***This is meant to be an exercise, I'm aware of the factors that could derail this projection such as regression and injuries. ---
Mike Trout has obviously dazzled in his first few seasons in the major leagues. He only played in 40 games in 2011 to replace some injured Angels in the Los Angeles outfield. Then in 2012 after spending some time in Triple-A Salt Lake, he was called up to replace a struggling Bobby Abreu. The rest is a story in progress and since then, Trout has been the best player in the game according to fWAR.

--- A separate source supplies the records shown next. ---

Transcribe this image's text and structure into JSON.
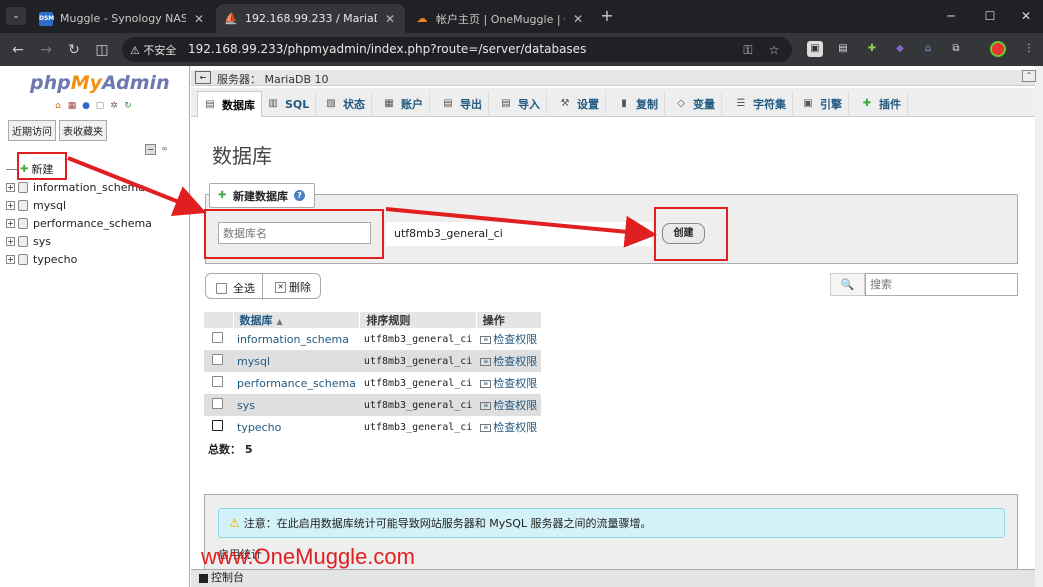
{
  "browser": {
    "tabs": [
      {
        "title": "Muggle - Synology NAS",
        "favicon_text": "DSM",
        "favicon_color": "#2d6ecb",
        "active": false
      },
      {
        "title": "192.168.99.233 / MariaDB 10",
        "favicon_text": "",
        "favicon_color": "#f29111",
        "active": true
      },
      {
        "title": "帐户主页 | OneMuggle | Clou",
        "favicon_text": "",
        "favicon_color": "#f48120",
        "active": false
      }
    ],
    "new_tab": "+",
    "address": {
      "security_label": "不安全",
      "url": "192.168.99.233/phpmyadmin/index.php?route=/server/databases"
    }
  },
  "nav": {
    "logo": {
      "php": "php",
      "my": "My",
      "admin": "Admin"
    },
    "recent_btn": "近期访问",
    "favorites_btn": "表收藏夹",
    "tree": [
      {
        "label": "新建",
        "type": "new"
      },
      {
        "label": "information_schema",
        "type": "db"
      },
      {
        "label": "mysql",
        "type": "db"
      },
      {
        "label": "performance_schema",
        "type": "db"
      },
      {
        "label": "sys",
        "type": "db"
      },
      {
        "label": "typecho",
        "type": "db"
      }
    ]
  },
  "main": {
    "server_label": "服务器： MariaDB 10",
    "tabs": [
      {
        "label": "数据库",
        "icon": "database-icon"
      },
      {
        "label": "SQL",
        "icon": "sql-icon"
      },
      {
        "label": "状态",
        "icon": "status-icon"
      },
      {
        "label": "账户",
        "icon": "accounts-icon"
      },
      {
        "label": "导出",
        "icon": "export-icon"
      },
      {
        "label": "导入",
        "icon": "import-icon"
      },
      {
        "label": "设置",
        "icon": "settings-icon"
      },
      {
        "label": "复制",
        "icon": "replication-icon"
      },
      {
        "label": "变量",
        "icon": "variables-icon"
      },
      {
        "label": "字符集",
        "icon": "charset-icon"
      },
      {
        "label": "引擎",
        "icon": "engine-icon"
      },
      {
        "label": "插件",
        "icon": "plugins-icon"
      }
    ],
    "page_title": "数据库",
    "create": {
      "legend": "新建数据库",
      "name_placeholder": "数据库名",
      "collation": "utf8mb3_general_ci",
      "button": "创建"
    },
    "filter": {
      "select_all": "全选",
      "delete": "删除",
      "search_placeholder": "搜索"
    },
    "table": {
      "headers": [
        "数据库",
        "排序规则",
        "操作"
      ],
      "rows": [
        {
          "name": "information_schema",
          "collation": "utf8mb3_general_ci",
          "action": "检查权限"
        },
        {
          "name": "mysql",
          "collation": "utf8mb3_general_ci",
          "action": "检查权限"
        },
        {
          "name": "performance_schema",
          "collation": "utf8mb3_general_ci",
          "action": "检查权限"
        },
        {
          "name": "sys",
          "collation": "utf8mb3_general_ci",
          "action": "检查权限"
        },
        {
          "name": "typecho",
          "collation": "utf8mb3_general_ci",
          "action": "检查权限"
        }
      ],
      "total_label": "总数：",
      "total_count": "5"
    },
    "notice": "注意：在此启用数据库统计可能导致网站服务器和 MySQL 服务器之间的流量骤增。",
    "enable_stats": "启用统计",
    "console": "控制台",
    "watermark": "www.OneMuggle.com"
  },
  "colors": {
    "highlight": "#e02020",
    "link": "#235a81"
  }
}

For the past two seasons Trout has accumulated a fWAR of 18.4. The great Miguel Cabrera is a full 4.0 wins above replacement level behind Trout during this time thus proving there's more to the game than offensive statistics. However, it's safe to say that Cabrera is the best hitter in baseball. Trout's career fWAR total is 19.2 in 302 total games. If you simply subtract 302 minus 162 you get 140. So Trout is 20 games away from being two full seasons into his major league career. To keep it at a nice round season total, let's round up to two full seasons for the sake of comparing him to other all-time greats.
If Trout were to be shutdown for the rest of the season, (which is not happening) then he'd be averaging a fWAR of 9.6 a season. The scary thing is that this will likely get up to at least 10.0 by season's end. Let's also assume that regression does not exist for a while because regression is impossible to predict for any player. Even though it's inevitable, so yes I realize this won't be 100% accurate, but lighten up. It's a fun exercise.
Determining the right amount of years to multiply Trout's 9.6 fWAR by was difficult. Studies shown that the average MLB player's career is 5.6 seasons. Yet, this is inaccurate in this case because Trout isn't going to have to stop playing baseball because he's not good enough. Trout is another Derek Jeter, Alex Rodriguez, or Chipper Jones. These players have played at least 19 seasons each, and of course two of them will likely go into their early 40's before retiring. So this make it much more difficult to determine the amount of years. Do I go ahead and give Trout the benefit of the doubt that he'll have a career as long as long as the greats of this generation? I think it's okay to say Trout will play 15-17 years at least. By picking a number I think he will surpass there's room for the real Trout to regress and accumulate smaller fWAR totals in the years that the fake Mike Trout (this exercise) will be earning 0, since he'll be retired. Get it?
So 9.6 multiplied by 16 seasons will equal a total of 153.6 fWAR. This would place him right between Barry Bonds and his 164.1 fWAR and Willie Mays 149.9 fWAR and that would be good enough for 3rd all-time. It's a scary thought to say Trout's on pace to be essentially the third greatest player ever according to fWAR with a little over a month to raise his seasonal fWAR average.
What's cool about Trout's success is that 1.) he's only 22 and 2.) he's improving offensively. The big argument against Trout in the MVP debate in both 2012 and now 2013 is that he's not as good an offensive player as Cabrera. This is true, Cabrera is without a doubt the best hitter in baseball. Yet, Trout is just simply an all-around better player. Meaning his defense and base running are amazing as well as his bat. Do these factors outweigh Cabrera's hitting though? That's a conversation for another time.
A season ago Trout finished with a line of .326 BA/.399 OBP/.564 OBP/.409 wOBA/166 wRC+. This season, he has increased his offensive totals to a line of .330 BA/.427 OBP/.569 SLG/.425 wOBA/177 wRC+. While we have seen regression in his defensive metrics going from 13.3 to 3.2 and his base running going from 12.0 to 7.7, I don't see these things as concerns. The real concern is for the rest of the league now that Trout is becoming a better hitter.
If Trout keeps this up, we may be talking about one of the greatest players of all time when it's all said and done. For now, we should just sit back and watch him go to work. I can't wait for him to hit his prime.
*All stats courtesy of Fangraphs.